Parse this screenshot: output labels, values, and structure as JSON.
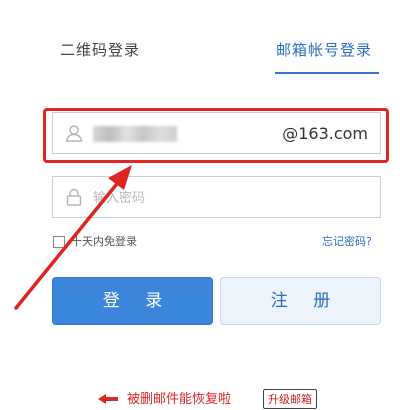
{
  "tabs": {
    "qr_label": "二维码登录",
    "email_label": "邮箱帐号登录"
  },
  "account": {
    "domain_suffix": "@163.com"
  },
  "password": {
    "placeholder": "输入密码"
  },
  "remember": {
    "label": "十天内免登录",
    "checked": false
  },
  "forgot": {
    "label": "忘记密码?"
  },
  "buttons": {
    "login_label": "登 录",
    "register_label": "注 册"
  },
  "promo": {
    "text": "被删邮件能恢复啦",
    "button_label": "升级邮箱"
  },
  "icons": {
    "user": "user-icon",
    "lock": "lock-icon"
  },
  "colors": {
    "accent_blue": "#3b86dc",
    "tab_active": "#2b6cc4",
    "annotation_red": "#e02424"
  }
}
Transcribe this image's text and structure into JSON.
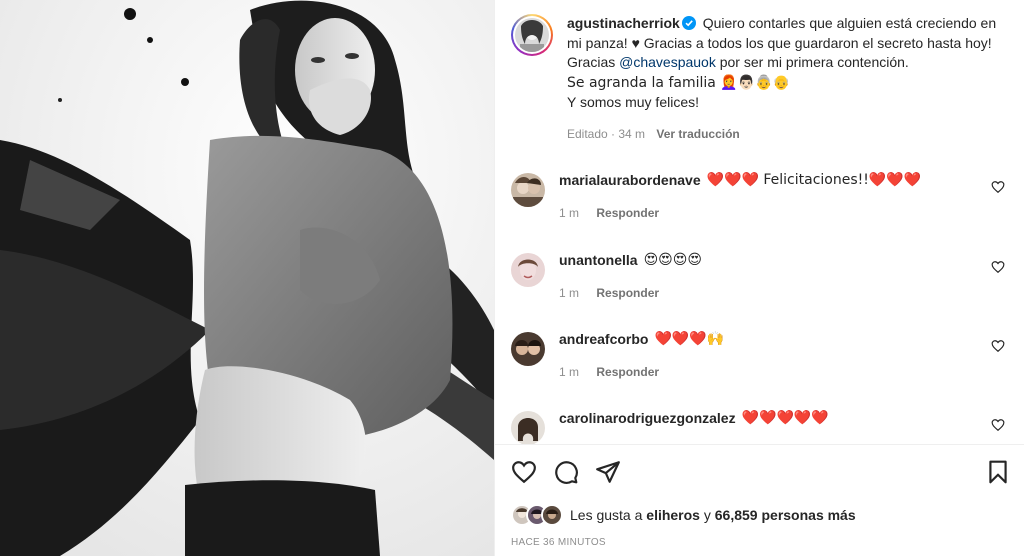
{
  "post": {
    "author": "agustinacherriok",
    "caption_line1": "Quiero contarles que alguien está creciendo en mi panza! ♥ Gracias a todos los que guardaron el secreto hasta hoy! Gracias ",
    "mention": "@chavespauok",
    "caption_line2": " por ser mi primera contención.",
    "caption_line3": "Se agranda la familia 👩‍🦰👨🏻👵👴",
    "caption_line4": "Y somos muy felices!",
    "edited_label": "Editado · 34 m",
    "translate_label": "Ver traducción"
  },
  "comments": [
    {
      "user": "marialaurabordenave",
      "text": "❤️❤️❤️ Felicitaciones!!❤️❤️❤️",
      "time": "1 m",
      "reply": "Responder"
    },
    {
      "user": "unantonella",
      "text": "😍😍😍😍",
      "time": "1 m",
      "reply": "Responder"
    },
    {
      "user": "andreafcorbo",
      "text": "❤️❤️❤️🙌",
      "time": "1 m",
      "reply": "Responder"
    },
    {
      "user": "carolinarodriguezgonzalez",
      "text": "❤️❤️❤️❤️❤️",
      "time": "",
      "reply": ""
    }
  ],
  "likes": {
    "prefix": "Les gusta a ",
    "user": "eliheros",
    "middle": " y ",
    "count_text": "66,859 personas más"
  },
  "time_ago": "HACE 36 MINUTOS",
  "icons": {
    "like": "heart-outline-icon",
    "comment": "comment-bubble-icon",
    "share": "paper-plane-icon",
    "save": "bookmark-icon",
    "verified": "verified-badge-icon"
  },
  "colors": {
    "accent": "#0095f6",
    "link": "#00376b",
    "muted": "#8e8e8e"
  }
}
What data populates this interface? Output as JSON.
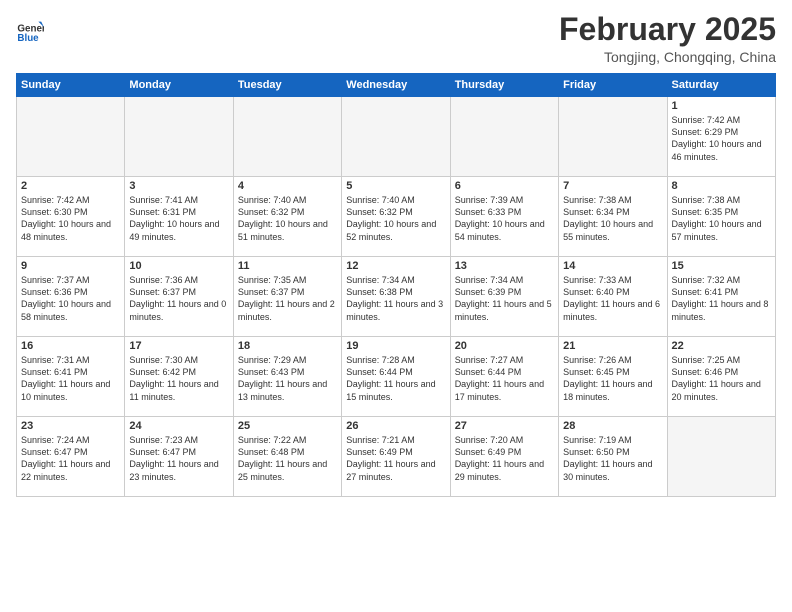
{
  "header": {
    "logo_line1": "General",
    "logo_line2": "Blue",
    "month": "February 2025",
    "location": "Tongjing, Chongqing, China"
  },
  "weekdays": [
    "Sunday",
    "Monday",
    "Tuesday",
    "Wednesday",
    "Thursday",
    "Friday",
    "Saturday"
  ],
  "weeks": [
    [
      {
        "day": "",
        "info": ""
      },
      {
        "day": "",
        "info": ""
      },
      {
        "day": "",
        "info": ""
      },
      {
        "day": "",
        "info": ""
      },
      {
        "day": "",
        "info": ""
      },
      {
        "day": "",
        "info": ""
      },
      {
        "day": "1",
        "info": "Sunrise: 7:42 AM\nSunset: 6:29 PM\nDaylight: 10 hours and 46 minutes."
      }
    ],
    [
      {
        "day": "2",
        "info": "Sunrise: 7:42 AM\nSunset: 6:30 PM\nDaylight: 10 hours and 48 minutes."
      },
      {
        "day": "3",
        "info": "Sunrise: 7:41 AM\nSunset: 6:31 PM\nDaylight: 10 hours and 49 minutes."
      },
      {
        "day": "4",
        "info": "Sunrise: 7:40 AM\nSunset: 6:32 PM\nDaylight: 10 hours and 51 minutes."
      },
      {
        "day": "5",
        "info": "Sunrise: 7:40 AM\nSunset: 6:32 PM\nDaylight: 10 hours and 52 minutes."
      },
      {
        "day": "6",
        "info": "Sunrise: 7:39 AM\nSunset: 6:33 PM\nDaylight: 10 hours and 54 minutes."
      },
      {
        "day": "7",
        "info": "Sunrise: 7:38 AM\nSunset: 6:34 PM\nDaylight: 10 hours and 55 minutes."
      },
      {
        "day": "8",
        "info": "Sunrise: 7:38 AM\nSunset: 6:35 PM\nDaylight: 10 hours and 57 minutes."
      }
    ],
    [
      {
        "day": "9",
        "info": "Sunrise: 7:37 AM\nSunset: 6:36 PM\nDaylight: 10 hours and 58 minutes."
      },
      {
        "day": "10",
        "info": "Sunrise: 7:36 AM\nSunset: 6:37 PM\nDaylight: 11 hours and 0 minutes."
      },
      {
        "day": "11",
        "info": "Sunrise: 7:35 AM\nSunset: 6:37 PM\nDaylight: 11 hours and 2 minutes."
      },
      {
        "day": "12",
        "info": "Sunrise: 7:34 AM\nSunset: 6:38 PM\nDaylight: 11 hours and 3 minutes."
      },
      {
        "day": "13",
        "info": "Sunrise: 7:34 AM\nSunset: 6:39 PM\nDaylight: 11 hours and 5 minutes."
      },
      {
        "day": "14",
        "info": "Sunrise: 7:33 AM\nSunset: 6:40 PM\nDaylight: 11 hours and 6 minutes."
      },
      {
        "day": "15",
        "info": "Sunrise: 7:32 AM\nSunset: 6:41 PM\nDaylight: 11 hours and 8 minutes."
      }
    ],
    [
      {
        "day": "16",
        "info": "Sunrise: 7:31 AM\nSunset: 6:41 PM\nDaylight: 11 hours and 10 minutes."
      },
      {
        "day": "17",
        "info": "Sunrise: 7:30 AM\nSunset: 6:42 PM\nDaylight: 11 hours and 11 minutes."
      },
      {
        "day": "18",
        "info": "Sunrise: 7:29 AM\nSunset: 6:43 PM\nDaylight: 11 hours and 13 minutes."
      },
      {
        "day": "19",
        "info": "Sunrise: 7:28 AM\nSunset: 6:44 PM\nDaylight: 11 hours and 15 minutes."
      },
      {
        "day": "20",
        "info": "Sunrise: 7:27 AM\nSunset: 6:44 PM\nDaylight: 11 hours and 17 minutes."
      },
      {
        "day": "21",
        "info": "Sunrise: 7:26 AM\nSunset: 6:45 PM\nDaylight: 11 hours and 18 minutes."
      },
      {
        "day": "22",
        "info": "Sunrise: 7:25 AM\nSunset: 6:46 PM\nDaylight: 11 hours and 20 minutes."
      }
    ],
    [
      {
        "day": "23",
        "info": "Sunrise: 7:24 AM\nSunset: 6:47 PM\nDaylight: 11 hours and 22 minutes."
      },
      {
        "day": "24",
        "info": "Sunrise: 7:23 AM\nSunset: 6:47 PM\nDaylight: 11 hours and 23 minutes."
      },
      {
        "day": "25",
        "info": "Sunrise: 7:22 AM\nSunset: 6:48 PM\nDaylight: 11 hours and 25 minutes."
      },
      {
        "day": "26",
        "info": "Sunrise: 7:21 AM\nSunset: 6:49 PM\nDaylight: 11 hours and 27 minutes."
      },
      {
        "day": "27",
        "info": "Sunrise: 7:20 AM\nSunset: 6:49 PM\nDaylight: 11 hours and 29 minutes."
      },
      {
        "day": "28",
        "info": "Sunrise: 7:19 AM\nSunset: 6:50 PM\nDaylight: 11 hours and 30 minutes."
      },
      {
        "day": "",
        "info": ""
      }
    ]
  ]
}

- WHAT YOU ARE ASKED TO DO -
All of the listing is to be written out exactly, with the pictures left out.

- TASK RESPONSE -
Parse this screenshot: output labels, values, and structure as JSON.
{
  "tabs": {
    "qr_label": "二维码登录",
    "email_label": "邮箱帐号登录"
  },
  "account": {
    "domain_suffix": "@163.com"
  },
  "password": {
    "placeholder": "输入密码"
  },
  "remember": {
    "label": "十天内免登录",
    "checked": false
  },
  "forgot": {
    "label": "忘记密码?"
  },
  "buttons": {
    "login_label": "登 录",
    "register_label": "注 册"
  },
  "promo": {
    "text": "被删邮件能恢复啦",
    "button_label": "升级邮箱"
  },
  "icons": {
    "user": "user-icon",
    "lock": "lock-icon"
  },
  "colors": {
    "accent_blue": "#3b86dc",
    "tab_active": "#2b6cc4",
    "annotation_red": "#e02424"
  }
}
Transcribe this image's text and structure into JSON.
{
  "post": {
    "author": "agustinacherriok",
    "caption_line1": "Quiero contarles que alguien está creciendo en mi panza! ♥ Gracias a todos los que guardaron el secreto hasta hoy! Gracias ",
    "mention": "@chavespauok",
    "caption_line2": " por ser mi primera contención.",
    "caption_line3": "Se agranda la familia 👩‍🦰👨🏻👵👴",
    "caption_line4": "Y somos muy felices!",
    "edited_label": "Editado · 34 m",
    "translate_label": "Ver traducción"
  },
  "comments": [
    {
      "user": "marialaurabordenave",
      "text": "❤️❤️❤️ Felicitaciones!!❤️❤️❤️",
      "time": "1 m",
      "reply": "Responder"
    },
    {
      "user": "unantonella",
      "text": "😍😍😍😍",
      "time": "1 m",
      "reply": "Responder"
    },
    {
      "user": "andreafcorbo",
      "text": "❤️❤️❤️🙌",
      "time": "1 m",
      "reply": "Responder"
    },
    {
      "user": "carolinarodriguezgonzalez",
      "text": "❤️❤️❤️❤️❤️",
      "time": "",
      "reply": ""
    }
  ],
  "likes": {
    "prefix": "Les gusta a ",
    "user": "eliheros",
    "middle": " y ",
    "count_text": "66,859 personas más"
  },
  "time_ago": "HACE 36 MINUTOS",
  "icons": {
    "like": "heart-outline-icon",
    "comment": "comment-bubble-icon",
    "share": "paper-plane-icon",
    "save": "bookmark-icon",
    "verified": "verified-badge-icon"
  },
  "colors": {
    "accent": "#0095f6",
    "link": "#00376b",
    "muted": "#8e8e8e"
  }
}
What data populates this interface? Output as JSON.
{
  "header": {
    "logo_line1": "General",
    "logo_line2": "Blue",
    "month": "February 2025",
    "location": "Tongjing, Chongqing, China"
  },
  "weekdays": [
    "Sunday",
    "Monday",
    "Tuesday",
    "Wednesday",
    "Thursday",
    "Friday",
    "Saturday"
  ],
  "weeks": [
    [
      {
        "day": "",
        "info": ""
      },
      {
        "day": "",
        "info": ""
      },
      {
        "day": "",
        "info": ""
      },
      {
        "day": "",
        "info": ""
      },
      {
        "day": "",
        "info": ""
      },
      {
        "day": "",
        "info": ""
      },
      {
        "day": "1",
        "info": "Sunrise: 7:42 AM\nSunset: 6:29 PM\nDaylight: 10 hours and 46 minutes."
      }
    ],
    [
      {
        "day": "2",
        "info": "Sunrise: 7:42 AM\nSunset: 6:30 PM\nDaylight: 10 hours and 48 minutes."
      },
      {
        "day": "3",
        "info": "Sunrise: 7:41 AM\nSunset: 6:31 PM\nDaylight: 10 hours and 49 minutes."
      },
      {
        "day": "4",
        "info": "Sunrise: 7:40 AM\nSunset: 6:32 PM\nDaylight: 10 hours and 51 minutes."
      },
      {
        "day": "5",
        "info": "Sunrise: 7:40 AM\nSunset: 6:32 PM\nDaylight: 10 hours and 52 minutes."
      },
      {
        "day": "6",
        "info": "Sunrise: 7:39 AM\nSunset: 6:33 PM\nDaylight: 10 hours and 54 minutes."
      },
      {
        "day": "7",
        "info": "Sunrise: 7:38 AM\nSunset: 6:34 PM\nDaylight: 10 hours and 55 minutes."
      },
      {
        "day": "8",
        "info": "Sunrise: 7:38 AM\nSunset: 6:35 PM\nDaylight: 10 hours and 57 minutes."
      }
    ],
    [
      {
        "day": "9",
        "info": "Sunrise: 7:37 AM\nSunset: 6:36 PM\nDaylight: 10 hours and 58 minutes."
      },
      {
        "day": "10",
        "info": "Sunrise: 7:36 AM\nSunset: 6:37 PM\nDaylight: 11 hours and 0 minutes."
      },
      {
        "day": "11",
        "info": "Sunrise: 7:35 AM\nSunset: 6:37 PM\nDaylight: 11 hours and 2 minutes."
      },
      {
        "day": "12",
        "info": "Sunrise: 7:34 AM\nSunset: 6:38 PM\nDaylight: 11 hours and 3 minutes."
      },
      {
        "day": "13",
        "info": "Sunrise: 7:34 AM\nSunset: 6:39 PM\nDaylight: 11 hours and 5 minutes."
      },
      {
        "day": "14",
        "info": "Sunrise: 7:33 AM\nSunset: 6:40 PM\nDaylight: 11 hours and 6 minutes."
      },
      {
        "day": "15",
        "info": "Sunrise: 7:32 AM\nSunset: 6:41 PM\nDaylight: 11 hours and 8 minutes."
      }
    ],
    [
      {
        "day": "16",
        "info": "Sunrise: 7:31 AM\nSunset: 6:41 PM\nDaylight: 11 hours and 10 minutes."
      },
      {
        "day": "17",
        "info": "Sunrise: 7:30 AM\nSunset: 6:42 PM\nDaylight: 11 hours and 11 minutes."
      },
      {
        "day": "18",
        "info": "Sunrise: 7:29 AM\nSunset: 6:43 PM\nDaylight: 11 hours and 13 minutes."
      },
      {
        "day": "19",
        "info": "Sunrise: 7:28 AM\nSunset: 6:44 PM\nDaylight: 11 hours and 15 minutes."
      },
      {
        "day": "20",
        "info": "Sunrise: 7:27 AM\nSunset: 6:44 PM\nDaylight: 11 hours and 17 minutes."
      },
      {
        "day": "21",
        "info": "Sunrise: 7:26 AM\nSunset: 6:45 PM\nDaylight: 11 hours and 18 minutes."
      },
      {
        "day": "22",
        "info": "Sunrise: 7:25 AM\nSunset: 6:46 PM\nDaylight: 11 hours and 20 minutes."
      }
    ],
    [
      {
        "day": "23",
        "info": "Sunrise: 7:24 AM\nSunset: 6:47 PM\nDaylight: 11 hours and 22 minutes."
      },
      {
        "day": "24",
        "info": "Sunrise: 7:23 AM\nSunset: 6:47 PM\nDaylight: 11 hours and 23 minutes."
      },
      {
        "day": "25",
        "info": "Sunrise: 7:22 AM\nSunset: 6:48 PM\nDaylight: 11 hours and 25 minutes."
      },
      {
        "day": "26",
        "info": "Sunrise: 7:21 AM\nSunset: 6:49 PM\nDaylight: 11 hours and 27 minutes."
      },
      {
        "day": "27",
        "info": "Sunrise: 7:20 AM\nSunset: 6:49 PM\nDaylight: 11 hours and 29 minutes."
      },
      {
        "day": "28",
        "info": "Sunrise: 7:19 AM\nSunset: 6:50 PM\nDaylight: 11 hours and 30 minutes."
      },
      {
        "day": "",
        "info": ""
      }
    ]
  ]
}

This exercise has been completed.